**Task requirements:** Using the records below, copy every line that holds the string "accademico".

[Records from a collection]
***

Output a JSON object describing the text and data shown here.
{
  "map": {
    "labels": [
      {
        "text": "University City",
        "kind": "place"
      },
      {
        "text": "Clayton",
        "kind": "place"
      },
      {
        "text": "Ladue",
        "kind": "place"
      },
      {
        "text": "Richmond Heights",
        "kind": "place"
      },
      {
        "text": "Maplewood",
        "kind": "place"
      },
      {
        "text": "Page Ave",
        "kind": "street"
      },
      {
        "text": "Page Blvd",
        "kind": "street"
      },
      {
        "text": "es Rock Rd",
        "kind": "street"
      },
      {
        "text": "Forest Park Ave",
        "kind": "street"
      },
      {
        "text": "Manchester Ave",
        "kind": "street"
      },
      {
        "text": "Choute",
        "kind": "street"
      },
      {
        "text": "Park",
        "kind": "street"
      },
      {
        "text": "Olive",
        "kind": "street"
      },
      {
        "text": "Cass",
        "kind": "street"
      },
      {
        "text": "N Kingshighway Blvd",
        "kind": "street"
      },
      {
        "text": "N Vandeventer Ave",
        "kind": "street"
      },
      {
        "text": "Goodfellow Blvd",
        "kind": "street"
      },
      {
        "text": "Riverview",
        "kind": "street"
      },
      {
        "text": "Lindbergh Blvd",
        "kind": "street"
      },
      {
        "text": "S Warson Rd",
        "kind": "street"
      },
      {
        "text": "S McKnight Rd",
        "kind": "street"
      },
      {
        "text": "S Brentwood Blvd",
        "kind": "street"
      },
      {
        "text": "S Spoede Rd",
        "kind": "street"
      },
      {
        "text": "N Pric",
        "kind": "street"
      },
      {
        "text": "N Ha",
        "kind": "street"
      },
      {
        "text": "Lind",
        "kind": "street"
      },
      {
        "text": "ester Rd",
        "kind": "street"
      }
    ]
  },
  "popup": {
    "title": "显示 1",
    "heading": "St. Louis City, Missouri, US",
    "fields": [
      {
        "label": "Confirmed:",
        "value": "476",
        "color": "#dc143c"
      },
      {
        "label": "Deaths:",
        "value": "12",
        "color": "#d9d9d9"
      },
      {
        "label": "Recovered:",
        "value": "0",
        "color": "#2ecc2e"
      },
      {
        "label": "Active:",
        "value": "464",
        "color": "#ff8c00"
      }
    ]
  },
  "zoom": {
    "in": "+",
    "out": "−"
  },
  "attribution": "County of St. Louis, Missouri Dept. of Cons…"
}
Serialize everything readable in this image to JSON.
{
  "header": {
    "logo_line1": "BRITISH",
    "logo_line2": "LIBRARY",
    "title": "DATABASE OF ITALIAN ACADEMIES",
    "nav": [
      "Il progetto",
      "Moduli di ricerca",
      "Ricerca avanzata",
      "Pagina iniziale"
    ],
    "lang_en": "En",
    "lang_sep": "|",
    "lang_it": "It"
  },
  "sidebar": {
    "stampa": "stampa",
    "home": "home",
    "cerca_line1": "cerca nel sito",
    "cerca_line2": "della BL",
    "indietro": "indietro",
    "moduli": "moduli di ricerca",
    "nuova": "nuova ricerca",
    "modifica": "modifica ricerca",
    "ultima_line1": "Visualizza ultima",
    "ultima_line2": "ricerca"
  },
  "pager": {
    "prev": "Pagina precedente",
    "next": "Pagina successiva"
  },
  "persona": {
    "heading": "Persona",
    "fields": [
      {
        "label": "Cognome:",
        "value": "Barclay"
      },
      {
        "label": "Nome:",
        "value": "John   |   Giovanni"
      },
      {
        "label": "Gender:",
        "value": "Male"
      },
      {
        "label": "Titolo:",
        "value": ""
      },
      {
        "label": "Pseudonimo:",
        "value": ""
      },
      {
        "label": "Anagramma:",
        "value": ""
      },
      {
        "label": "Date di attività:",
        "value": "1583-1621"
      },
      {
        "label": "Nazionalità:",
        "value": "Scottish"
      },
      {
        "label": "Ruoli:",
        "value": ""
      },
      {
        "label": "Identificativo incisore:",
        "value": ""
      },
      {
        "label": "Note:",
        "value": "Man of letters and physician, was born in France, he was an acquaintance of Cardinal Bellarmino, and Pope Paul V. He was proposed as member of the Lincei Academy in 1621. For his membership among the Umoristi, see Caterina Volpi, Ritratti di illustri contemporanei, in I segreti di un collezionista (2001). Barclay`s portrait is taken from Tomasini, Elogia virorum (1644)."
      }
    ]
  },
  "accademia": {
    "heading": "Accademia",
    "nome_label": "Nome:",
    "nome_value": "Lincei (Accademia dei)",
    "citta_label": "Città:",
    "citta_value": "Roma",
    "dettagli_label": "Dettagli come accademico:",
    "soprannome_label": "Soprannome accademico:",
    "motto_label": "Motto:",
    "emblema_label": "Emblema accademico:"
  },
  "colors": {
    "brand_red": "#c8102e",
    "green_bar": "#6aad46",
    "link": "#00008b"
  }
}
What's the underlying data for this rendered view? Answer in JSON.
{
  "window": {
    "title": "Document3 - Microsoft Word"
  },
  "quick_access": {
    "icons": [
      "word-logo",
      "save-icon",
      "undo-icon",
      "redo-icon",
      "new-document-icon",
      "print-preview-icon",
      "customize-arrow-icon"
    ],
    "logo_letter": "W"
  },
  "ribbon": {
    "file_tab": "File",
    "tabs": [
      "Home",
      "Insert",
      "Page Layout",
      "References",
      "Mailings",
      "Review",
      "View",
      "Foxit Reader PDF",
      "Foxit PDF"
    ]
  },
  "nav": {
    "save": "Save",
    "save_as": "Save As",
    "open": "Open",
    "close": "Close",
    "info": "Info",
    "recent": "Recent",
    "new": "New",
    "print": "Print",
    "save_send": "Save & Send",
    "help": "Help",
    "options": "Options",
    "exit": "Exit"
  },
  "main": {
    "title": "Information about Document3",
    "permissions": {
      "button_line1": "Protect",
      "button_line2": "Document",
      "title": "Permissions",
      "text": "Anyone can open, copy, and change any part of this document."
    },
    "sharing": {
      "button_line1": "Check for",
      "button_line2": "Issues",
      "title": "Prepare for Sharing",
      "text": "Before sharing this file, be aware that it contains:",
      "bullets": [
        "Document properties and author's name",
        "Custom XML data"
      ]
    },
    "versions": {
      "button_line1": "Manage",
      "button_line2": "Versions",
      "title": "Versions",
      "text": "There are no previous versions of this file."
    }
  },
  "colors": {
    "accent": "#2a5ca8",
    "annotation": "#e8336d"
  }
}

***

**Exercise response:**
    "dettagli_label": "Dettagli come accademico:",
    "soprannome_label": "Soprannome accademico:",
    "emblema_label": "Emblema accademico:"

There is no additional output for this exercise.